The possibility that workers might strike against national freight rail companies has gotten some headlines recently. But the attacks of such companies against working class people threatens life in our communities as well as on the job. People in a working-class neighborhood of Baltimore have fought back against one such attack by the giant CSX railroad.
Nationally, the 12 unions that represent freight rail workers in the United States have been in negotiations with the rail carriers for many months, with the Biden administration’s intervention making a strike illegal for months and pushing some unions to vote to accept an inadequate agreement that fails to provide workers with sick days and an adequate wage, and continues inadequate staffing that leads to seriously dangerous working conditions. Three unions have already rejected the agreement, and the two largest unions, including the train engineers’ union, are scheduled to finalize their vote on November 20. A nationwide strike could begin in early December. However, Biden’s Labor Secretary Marty Walsh has promised that the U.S. government will continue to intervene to prevent the workers from using their power with a strike.
In Baltimore, workers and their supporters are fighting back against the threat that the railroad companies’ inhumane policies and practices pose not only to workers involved in the contract fight, but also to neighborhoods close to the companies’ facilities. Baltimore area members of the Brotherhood of Maintenance of Way Employees Division (BMWED), one of the unions that has rejected the agreement, held an informational picket against the rail carriers and the proposed agreement. The workers emphasized on picket signs an infamous statement from the rail carriers falsely claiming that “labor does not contribute to profits.” Workers at the picket also pointed out that this action was initiated outside of any official sanctioning by BMWED, and that members of the union had rejected the deal despite the messaging from the union leaders encouraging voting in favor.

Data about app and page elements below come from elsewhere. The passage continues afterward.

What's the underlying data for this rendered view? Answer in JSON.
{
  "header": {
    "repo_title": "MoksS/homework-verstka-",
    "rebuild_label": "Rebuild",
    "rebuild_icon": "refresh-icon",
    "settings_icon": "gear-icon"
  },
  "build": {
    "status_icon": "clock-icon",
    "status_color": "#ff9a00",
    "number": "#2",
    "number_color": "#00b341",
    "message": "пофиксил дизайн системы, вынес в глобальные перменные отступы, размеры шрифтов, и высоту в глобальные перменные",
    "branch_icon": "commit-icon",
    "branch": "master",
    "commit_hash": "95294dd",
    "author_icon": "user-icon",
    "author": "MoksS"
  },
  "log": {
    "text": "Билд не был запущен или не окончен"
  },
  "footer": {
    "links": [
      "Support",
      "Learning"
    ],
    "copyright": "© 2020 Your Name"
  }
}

Meanwhile, a large shipping facility controlled by CSX in Baltimore’s Curtis Bay neighborhood threatens the health and safety of the working-class people who live there. Workers at the Curtis Bay CSX terminal move coal originating in Appalachia from freight trains onto ships for export. There were three explosions at the site on December 30, 2021, when the racially diverse, low-income neighborhood was blanketed in coal dust up to a 12-block radius. Two local residents supported by the Community of Curtis Bay Association (CCBA) filed a lawsuit against CSX, alleging that CSX’s negligent activity leading to the explosion was “knowing, intentional and reckless.” Beyond the effects of the explosion, which resulted in what the Occupational Safety and Health Administration (OSHA) called nine “serious violations,” residents say that they constantly suffer the impacts of airborne coal particles. Three nearby communities, the CCBA explains, have been condemned and abandoned due to the rapid expansion of toxic industrial activity in the area, and residents fear the same may happen to Curtis Bay. Government citations, like the OSHA violations, haven’t stopped these threats.
The private control by CSX and other rail carriers of our vital shipping infrastructure and operations, along with the federal government’s near-total support of corporate interests, clearly leads to disasters for workers and neighborhoods in Baltimore and across the country. The current labor and community struggles remind us that we have to fight to protect our health and safety against the bosses’ profiteering, both on the job and where we live.